[Data extracts Boundary: Start]
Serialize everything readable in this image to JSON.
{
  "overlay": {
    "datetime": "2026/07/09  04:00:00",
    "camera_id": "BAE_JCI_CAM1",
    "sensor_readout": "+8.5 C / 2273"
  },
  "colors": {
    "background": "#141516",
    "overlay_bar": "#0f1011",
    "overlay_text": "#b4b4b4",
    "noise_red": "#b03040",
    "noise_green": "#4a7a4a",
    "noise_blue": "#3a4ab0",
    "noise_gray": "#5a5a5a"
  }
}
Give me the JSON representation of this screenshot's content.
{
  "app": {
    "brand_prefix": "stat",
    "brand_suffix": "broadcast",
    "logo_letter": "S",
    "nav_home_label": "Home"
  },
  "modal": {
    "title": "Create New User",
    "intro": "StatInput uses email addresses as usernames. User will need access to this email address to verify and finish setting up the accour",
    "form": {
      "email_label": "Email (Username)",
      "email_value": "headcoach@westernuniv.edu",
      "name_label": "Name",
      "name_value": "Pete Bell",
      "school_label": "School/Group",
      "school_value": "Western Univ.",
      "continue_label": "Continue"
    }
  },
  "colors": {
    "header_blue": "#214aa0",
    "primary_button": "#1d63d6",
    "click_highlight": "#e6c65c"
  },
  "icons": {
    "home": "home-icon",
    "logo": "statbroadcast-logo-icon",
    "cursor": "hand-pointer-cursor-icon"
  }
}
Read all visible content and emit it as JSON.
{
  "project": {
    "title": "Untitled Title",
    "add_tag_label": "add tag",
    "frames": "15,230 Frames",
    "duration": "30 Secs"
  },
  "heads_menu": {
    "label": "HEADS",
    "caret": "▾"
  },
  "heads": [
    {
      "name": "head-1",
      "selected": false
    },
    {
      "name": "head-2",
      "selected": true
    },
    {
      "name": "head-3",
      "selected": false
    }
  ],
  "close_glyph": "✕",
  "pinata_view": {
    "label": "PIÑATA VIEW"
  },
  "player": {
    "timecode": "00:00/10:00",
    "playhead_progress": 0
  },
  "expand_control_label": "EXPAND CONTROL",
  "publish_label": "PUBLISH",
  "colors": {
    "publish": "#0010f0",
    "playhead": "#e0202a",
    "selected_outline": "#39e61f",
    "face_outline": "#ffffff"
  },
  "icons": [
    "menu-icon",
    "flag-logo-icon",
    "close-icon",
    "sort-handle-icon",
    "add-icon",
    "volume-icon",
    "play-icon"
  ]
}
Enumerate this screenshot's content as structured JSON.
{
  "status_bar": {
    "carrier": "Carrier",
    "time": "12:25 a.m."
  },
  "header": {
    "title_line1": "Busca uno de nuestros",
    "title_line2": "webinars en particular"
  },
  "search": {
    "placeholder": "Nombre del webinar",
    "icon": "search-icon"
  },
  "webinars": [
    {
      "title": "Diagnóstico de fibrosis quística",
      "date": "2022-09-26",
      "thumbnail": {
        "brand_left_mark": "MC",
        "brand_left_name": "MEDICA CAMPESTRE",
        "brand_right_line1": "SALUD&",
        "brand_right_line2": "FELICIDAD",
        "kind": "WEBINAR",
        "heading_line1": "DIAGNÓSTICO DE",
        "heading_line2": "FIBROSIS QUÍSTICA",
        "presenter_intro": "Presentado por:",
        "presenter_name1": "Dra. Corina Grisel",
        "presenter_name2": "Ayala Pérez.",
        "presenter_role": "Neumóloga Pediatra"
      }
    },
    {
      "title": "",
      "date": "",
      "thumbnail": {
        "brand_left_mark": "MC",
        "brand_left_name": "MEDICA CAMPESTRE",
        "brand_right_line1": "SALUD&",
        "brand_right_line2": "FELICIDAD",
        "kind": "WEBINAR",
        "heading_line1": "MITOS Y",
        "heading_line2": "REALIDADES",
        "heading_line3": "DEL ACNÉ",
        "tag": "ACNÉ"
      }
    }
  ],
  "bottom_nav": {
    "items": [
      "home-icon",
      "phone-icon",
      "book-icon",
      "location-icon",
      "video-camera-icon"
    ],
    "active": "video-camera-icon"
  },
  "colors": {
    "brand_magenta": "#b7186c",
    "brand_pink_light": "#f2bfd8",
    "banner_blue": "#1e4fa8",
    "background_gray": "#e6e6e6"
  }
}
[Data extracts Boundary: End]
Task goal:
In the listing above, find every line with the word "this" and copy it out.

Task solution:
Serialize everything readable in this image to JSON.
Give me the JSON representation of this screenshot's content.
    "intro": "StatInput uses email addresses as usernames. User will need access to this email address to verify and finish setting up the accour",
Enumerate this screenshot's content as structured JSON.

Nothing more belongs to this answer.